* _RECORD EXTRACTS_

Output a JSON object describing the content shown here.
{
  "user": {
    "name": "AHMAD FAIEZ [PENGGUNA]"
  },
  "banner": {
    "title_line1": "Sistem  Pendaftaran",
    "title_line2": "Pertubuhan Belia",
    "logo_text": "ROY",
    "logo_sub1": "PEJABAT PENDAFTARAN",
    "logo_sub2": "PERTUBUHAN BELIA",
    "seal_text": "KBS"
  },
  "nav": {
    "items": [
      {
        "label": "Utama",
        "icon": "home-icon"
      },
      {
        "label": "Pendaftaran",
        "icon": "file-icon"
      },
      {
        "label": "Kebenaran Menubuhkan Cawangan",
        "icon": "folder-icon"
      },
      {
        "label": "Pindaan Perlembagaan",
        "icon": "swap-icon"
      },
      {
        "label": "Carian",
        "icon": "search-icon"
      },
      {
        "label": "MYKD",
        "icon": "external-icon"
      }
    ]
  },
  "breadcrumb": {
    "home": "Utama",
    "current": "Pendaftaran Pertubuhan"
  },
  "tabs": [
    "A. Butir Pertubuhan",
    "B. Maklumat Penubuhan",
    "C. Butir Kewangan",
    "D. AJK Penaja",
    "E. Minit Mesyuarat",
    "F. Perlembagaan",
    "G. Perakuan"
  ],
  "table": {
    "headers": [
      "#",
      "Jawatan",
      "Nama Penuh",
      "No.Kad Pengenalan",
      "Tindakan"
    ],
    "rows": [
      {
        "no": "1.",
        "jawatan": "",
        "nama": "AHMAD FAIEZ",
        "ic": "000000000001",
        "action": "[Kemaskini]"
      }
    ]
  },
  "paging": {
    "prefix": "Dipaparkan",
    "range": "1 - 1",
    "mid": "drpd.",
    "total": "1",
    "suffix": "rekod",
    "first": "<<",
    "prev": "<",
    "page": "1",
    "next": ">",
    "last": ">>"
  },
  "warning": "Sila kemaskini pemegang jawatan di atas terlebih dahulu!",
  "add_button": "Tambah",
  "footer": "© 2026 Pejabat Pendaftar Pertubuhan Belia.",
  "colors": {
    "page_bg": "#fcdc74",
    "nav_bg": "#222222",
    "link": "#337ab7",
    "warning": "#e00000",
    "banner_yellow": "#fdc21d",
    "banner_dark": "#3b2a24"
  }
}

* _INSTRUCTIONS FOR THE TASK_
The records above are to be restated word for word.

* _ANSWER AREA_
Output a JSON object describing the content shown here.
{
  "user": {
    "name": "AHMAD FAIEZ [PENGGUNA]"
  },
  "banner": {
    "title_line1": "Sistem  Pendaftaran",
    "title_line2": "Pertubuhan Belia",
    "logo_text": "ROY",
    "logo_sub1": "PEJABAT PENDAFTARAN",
    "logo_sub2": "PERTUBUHAN BELIA",
    "seal_text": "KBS"
  },
  "nav": {
    "items": [
      {
        "label": "Utama",
        "icon": "home-icon"
      },
      {
        "label": "Pendaftaran",
        "icon": "file-icon"
      },
      {
        "label": "Kebenaran Menubuhkan Cawangan",
        "icon": "folder-icon"
      },
      {
        "label": "Pindaan Perlembagaan",
        "icon": "swap-icon"
      },
      {
        "label": "Carian",
        "icon": "search-icon"
      },
      {
        "label": "MYKD",
        "icon": "external-icon"
      }
    ]
  },
  "breadcrumb": {
    "home": "Utama",
    "current": "Pendaftaran Pertubuhan"
  },
  "tabs": [
    "A. Butir Pertubuhan",
    "B. Maklumat Penubuhan",
    "C. Butir Kewangan",
    "D. AJK Penaja",
    "E. Minit Mesyuarat",
    "F. Perlembagaan",
    "G. Perakuan"
  ],
  "table": {
    "headers": [
      "#",
      "Jawatan",
      "Nama Penuh",
      "No.Kad Pengenalan",
      "Tindakan"
    ],
    "rows": [
      {
        "no": "1.",
        "jawatan": "",
        "nama": "AHMAD FAIEZ",
        "ic": "000000000001",
        "action": "[Kemaskini]"
      }
    ]
  },
  "paging": {
    "prefix": "Dipaparkan",
    "range": "1 - 1",
    "mid": "drpd.",
    "total": "1",
    "suffix": "rekod",
    "first": "<<",
    "prev": "<",
    "page": "1",
    "next": ">",
    "last": ">>"
  },
  "warning": "Sila kemaskini pemegang jawatan di atas terlebih dahulu!",
  "add_button": "Tambah",
  "footer": "© 2026 Pejabat Pendaftar Pertubuhan Belia.",
  "colors": {
    "page_bg": "#fcdc74",
    "nav_bg": "#222222",
    "link": "#337ab7",
    "warning": "#e00000",
    "banner_yellow": "#fdc21d",
    "banner_dark": "#3b2a24"
  }
}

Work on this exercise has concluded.